“The concern of consumers now is not the rate for tariff but paying for exactly what they consume. Consumers should be billed for energy they consume, it should be scientific, not at the whims and caprice or discretion of the Discos or sharp practices to the disadvantage of the consumer,” Olubiyo further stated.
In response to Olubiyo’s claims, Shekarau said that in the places where customers complained about over billing and load audit was conducted, AEDC discovered that they were being under-billed.
In furtherance of his argument, he said that there was a difference between generalising a problem and making it specific.
“We do not want to be unfair to our customers and that is why we say even for the unmetered, can we be sensitive to the energy delivered for that particular month to that particular area.
For the unmetered we do not continually put certain units regardless of the fluctuation of the energy delivered. If we deliver less energy in that area, can we reciprocate as far as billing is concerned by doing it scientifically?

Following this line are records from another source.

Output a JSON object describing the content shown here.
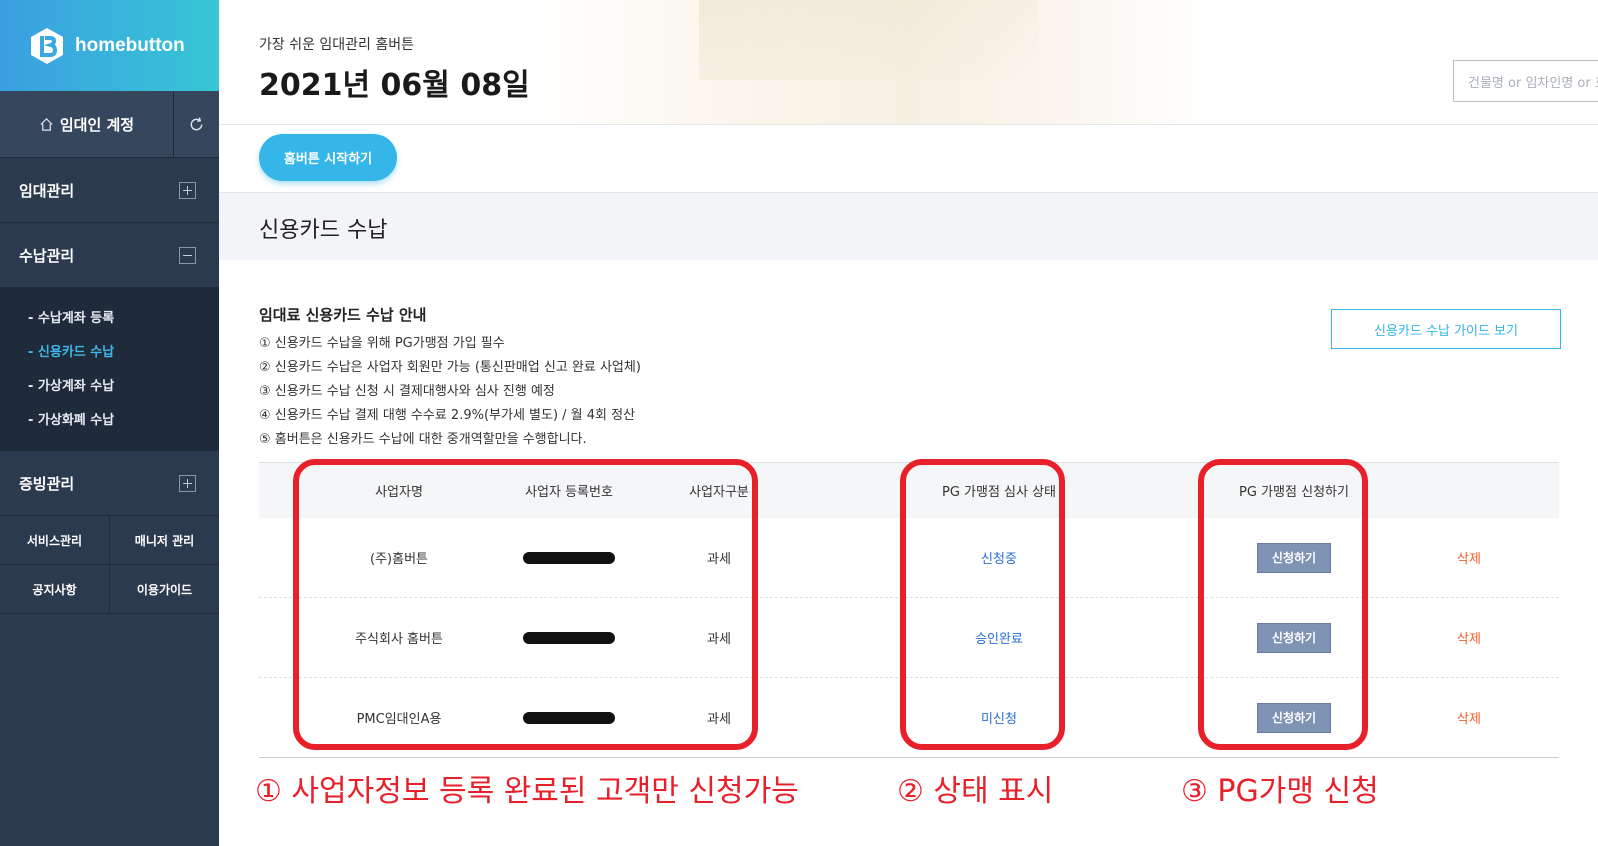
{
  "brand": {
    "name": "homebutton"
  },
  "account": {
    "label": "임대인 계정"
  },
  "sidebar": {
    "sections": [
      {
        "label": "임대관리",
        "state": "collapsed"
      },
      {
        "label": "수납관리",
        "state": "expanded"
      }
    ],
    "submenu": [
      {
        "label": "- 수납계좌 등록"
      },
      {
        "label": "- 신용카드 수납",
        "active": true
      },
      {
        "label": "- 가상계좌 수납"
      },
      {
        "label": "- 가상화폐 수납"
      }
    ],
    "section3": {
      "label": "증빙관리"
    },
    "quick": [
      {
        "label": "서비스관리"
      },
      {
        "label": "매니저 관리"
      },
      {
        "label": "공지사항"
      },
      {
        "label": "이용가이드"
      }
    ]
  },
  "header": {
    "tagline": "가장 쉬운 임대관리 홈버튼",
    "date": "2021년 06월 08일",
    "search_placeholder": "건물명 or 임차인명 or 호실"
  },
  "start_button": "홈버튼 시작하기",
  "page_title": "신용카드 수납",
  "guide": {
    "title": "임대료 신용카드 수납 안내",
    "items": [
      "① 신용카드 수납을 위해 PG가맹점 가입 필수",
      "② 신용카드 수납은 사업자 회원만 가능 (통신판매업 신고 완료 사업체)",
      "③ 신용카드 수납 신청 시 결제대행사와 심사 진행 예정",
      "④ 신용카드 수납 결제 대행 수수료 2.9%(부가세 별도) / 월 4회 정산",
      "⑤ 홈버튼은 신용카드 수납에 대한 중개역할만을 수행합니다."
    ],
    "button": "신용카드 수납 가이드 보기"
  },
  "table": {
    "headers": [
      "사업자명",
      "사업자 등록번호",
      "사업자구분",
      "PG 가맹점 심사 상태",
      "PG 가맹점 신청하기"
    ],
    "rows": [
      {
        "name": "(주)홈버튼",
        "type": "과세",
        "status": "신청중",
        "apply": "신청하기",
        "delete": "삭제"
      },
      {
        "name": "주식회사 홈버튼",
        "type": "과세",
        "status": "승인완료",
        "apply": "신청하기",
        "delete": "삭제"
      },
      {
        "name": "PMC임대인A용",
        "type": "과세",
        "status": "미신청",
        "apply": "신청하기",
        "delete": "삭제"
      }
    ]
  },
  "annotations": [
    "① 사업자정보 등록 완료된 고객만 신청가능",
    "② 상태 표시",
    "③ PG가맹 신청"
  ],
  "colors": {
    "accent": "#35b6e8",
    "annotation": "#e8202a",
    "delete": "#f0602f",
    "status": "#2a6fd6",
    "sidebar": "#2b3a4e"
  }
}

We measure what went in, in that particular month in that particular feeder, we remove the metered customers, and the remaining, we give the bill to the unmetered customers,” he added.
Shekarau also explained that: “Where we need to make adjustments as far as load audit is concerned, we move in specifically and do load audits and make adjustments.
I am also assuring customers that the company is doing everything possible to provide smart meters for them. For now, if any of our customers is not satisfied with the response they get from their respective business units, we encourage them to then move over to the next higher office until the problem is resolved.”
The company operates on hierarchy and if one level of the hierarchy isn’t meeting up with your request, please escalate it and when the complaints get to us (at head office) they are attended to immediately.”
– This Day